The investment in a Tenants-in-Common property is an alternative to sole ownership of real estate. Also known as co-tenancy, the tenants-in-common structure allows multiple investors to own fractional interest in a single, large commercial property. The investors are not limited partners, or an entity, but individual owners, each receiving an individual deed at closing for his or her undivided percentage interest in the entire property.
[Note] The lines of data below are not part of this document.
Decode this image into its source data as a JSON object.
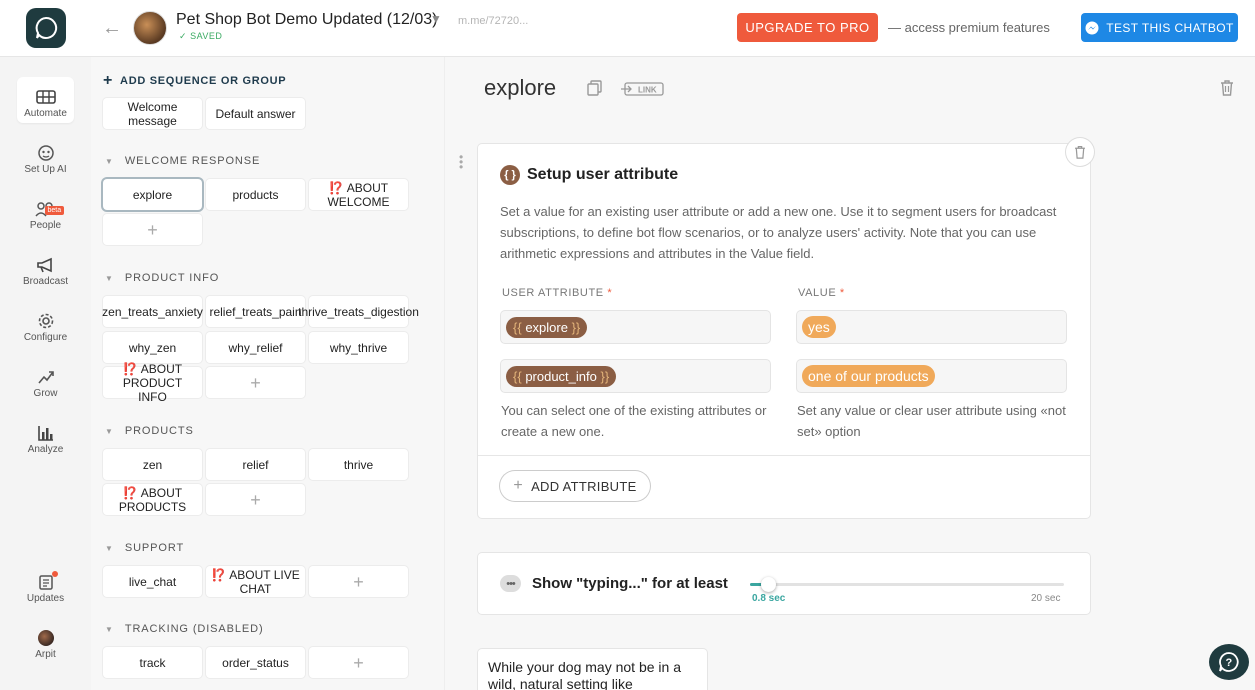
{
  "header": {
    "bot_title": "Pet Shop Bot Demo Updated (12/03)",
    "saved": "SAVED",
    "bot_link": "m.me/72720...",
    "upgrade_label": "UPGRADE TO PRO",
    "premium_text": "— access premium features",
    "test_label": "TEST THIS CHATBOT"
  },
  "rail": {
    "items": [
      {
        "label": "Automate",
        "icon": "automate-icon"
      },
      {
        "label": "Set Up AI",
        "icon": "ai-icon"
      },
      {
        "label": "People",
        "icon": "people-icon",
        "badge": "beta"
      },
      {
        "label": "Broadcast",
        "icon": "megaphone-icon"
      },
      {
        "label": "Configure",
        "icon": "gear-icon"
      },
      {
        "label": "Grow",
        "icon": "grow-icon"
      },
      {
        "label": "Analyze",
        "icon": "chart-icon"
      },
      {
        "label": "Updates",
        "icon": "updates-icon"
      },
      {
        "label": "Arpit",
        "icon": "user-avatar"
      }
    ]
  },
  "sidebar": {
    "add_label": "ADD SEQUENCE OR GROUP",
    "top_blocks": [
      "Welcome message",
      "Default answer"
    ],
    "groups": [
      {
        "title": "WELCOME RESPONSE",
        "blocks": [
          "explore",
          "products",
          "ABOUT WELCOME"
        ]
      },
      {
        "title": "PRODUCT INFO",
        "blocks": [
          "zen_treats_anxiety",
          "relief_treats_pain",
          "thrive_treats_digestion",
          "why_zen",
          "why_relief",
          "why_thrive",
          "ABOUT PRODUCT INFO"
        ]
      },
      {
        "title": "PRODUCTS",
        "blocks": [
          "zen",
          "relief",
          "thrive",
          "ABOUT PRODUCTS"
        ]
      },
      {
        "title": "SUPPORT",
        "blocks": [
          "live_chat",
          "ABOUT  LIVE CHAT"
        ]
      },
      {
        "title": "TRACKING (DISABLED)",
        "blocks": [
          "track",
          "order_status"
        ]
      }
    ],
    "warn_glyph": "⁉️"
  },
  "main": {
    "block_title": "explore",
    "link_label": "LINK",
    "attr_card": {
      "title": "Setup user attribute",
      "description": "Set a value for an existing user attribute or add a new one. Use it to segment users for broadcast subscriptions, to define bot flow scenarios, or to analyze users' activity. Note that you can use arithmetic expressions and attributes in the Value field.",
      "col_attribute": "USER ATTRIBUTE",
      "col_value": "VALUE",
      "required": "*",
      "rows": [
        {
          "attribute": "explore",
          "value": "yes"
        },
        {
          "attribute": "product_info",
          "value": "one of our products"
        }
      ],
      "help_attribute": "You can select one of the existing attributes or create a new one.",
      "help_value": "Set any value or clear user attribute using «not set» option",
      "add_label": "ADD ATTRIBUTE"
    },
    "typing_card": {
      "label": "Show \"typing...\" for at least",
      "min_label": "0.8 sec",
      "max_label": "20 sec",
      "value": 0.8,
      "min": 0,
      "max": 20
    },
    "text_card": {
      "text": "While your dog may not be in a wild, natural setting like"
    }
  }
}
Each owner has the same rights that a single owner would enjoy - i.e. he may sell or deed his portion of ownership just as he would with his 100% single ownership properties.

TIC properties offer unique advantages for the exchanger as their structure

  • Gives average investor access to investment grade tenants who are generally only available to institutional investors.
  • Provides investor with secure monthly income due to quality of tenant.
  • Provides investor with stability and growth due to quality of tenant.
  • Provides investor with passive income and eliminates management burdens as property management is 'in place'.
  • Enables ownership at modest minimum investment generally starting at investment levels of $250,000 or less whereas 100% single ownership of investment grade tenants typically begins at $1,000,000.
  • Provides a manageable means to diversification & security as TIC ownership enables smaller investor to acquire ownership interest in several properties rather than just one. Investor has access to stable tenants, diversification and a wider range of investment choices.
  • Provides security to the investor through FLEXIBILITY. If an investor identifies a TIC property as one of his replacement choices, he may apply his entire proceeds to the TIC property should his other properties fail. And, if there is investment money left unspent once another property closes, the Exchangor can invest the remaining money in the TIC property.
  • Provides additional protection against tax risk as the Exchangor's investment level in a TIC property can be reserved for a period of time after the identification period thereby decreasing the potential for having to pay a capital gains tax as a result of a failed deal.
  • Facilitates expediency by already having non-recourse financing in place which can be assumed without qualification or loan assumption fees. As TIC properties may not be encumbered in any way, the lender assumes a portion of the borrower's rent proceeds as repayment.
  • Offers liquidity. New investors can select seasoned properties and existing owners can liquidate their partial ownership interest by maintaining a secondary market of TIC ownership interest. Many TIC properties have first right of refusal provisions for their co-owners or buy-back provisions from the seller.
  • Epitomizes the term 'passive investment' as owners are not burdened with day-to-day management, but rather simply sit back and receive a monthly check.

Types of TIC Properties

Various types of properties may be structured as tenants-in-common properties. These include single tenant, multi-family, shopping centers and industrial. Again, these are generally investment grade tenants. By structuring these properties as a TIC, the average investor is able to purchase a portion of ownership at a much smaller investment level than if he were purchasing it as a 100% ownership property.